To be published in the ISO Special Issue of Space
Science Reviews: "ISO science legacy - a compact review of ISO major
achievements", Springer 2005.
For a PDF version of the article, click
For a PDF version of the article, click here.

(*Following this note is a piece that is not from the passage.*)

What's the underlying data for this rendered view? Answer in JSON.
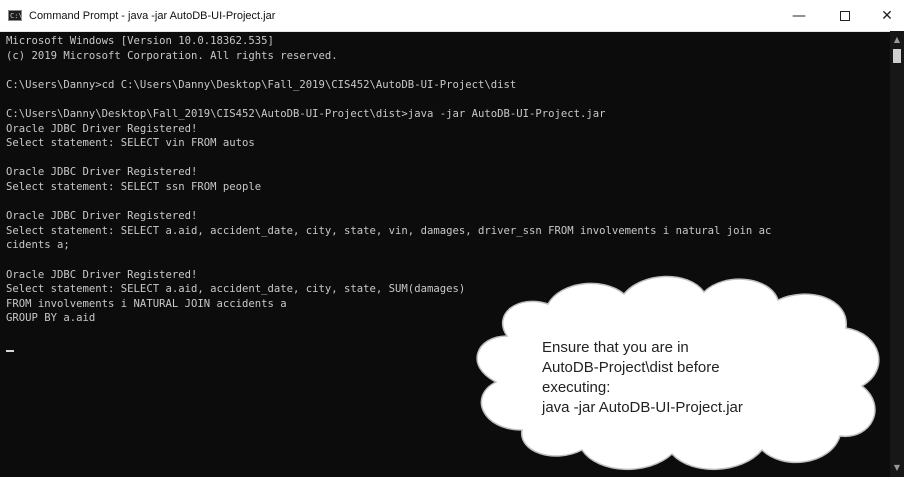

Abstract. Following on from IRAS, ISO has provided a huge advancement in our knowledge of the phenomenology of the infrared (IR) emission of normal galaxies and the underlying physical processes. Highlights include: the discovery of an extended cold dust emission component, present in all types of gas-rich galaxies and carrying the bulk of the dust luminosity; the definitive characterisation of the spectral energy distribution in the IR, revealing the channels through which stars power the IR light; the derivation of realistic geometries for stars and dust from ISO imaging; the discovery of cold dust associated with HI extending beyond the optical body of galaxies; the remarkable similarity of the near-IR (NIR)/ mid-IR (MIR) SEDs for spiral galaxies, revealing the importance of the photo-dissociation regions in the energy budget for that wavelength range; the importance of the emission from the central regions in shaping up the intensity and the colour of the global MIR luminosity; the discovery of the "hot" NIR continuum emission component of interstellar dust; the predominance of the diffuse cold neutral medium as the origin for the main interstellar cooling line, [CII] 158 µm, in normal galaxies.
Keywords galaxies: spiral, galaxies: dwarf, galaxies: ellipticals, galaxies: ISM
Table of Contents
1 Based on observations with ISO, an ESA project with instruments funded by ESA Member States (especially the PI countries: France, Germany, the Netherlands and the United Kingdom) and with the participation of ISAS and NASA. Back.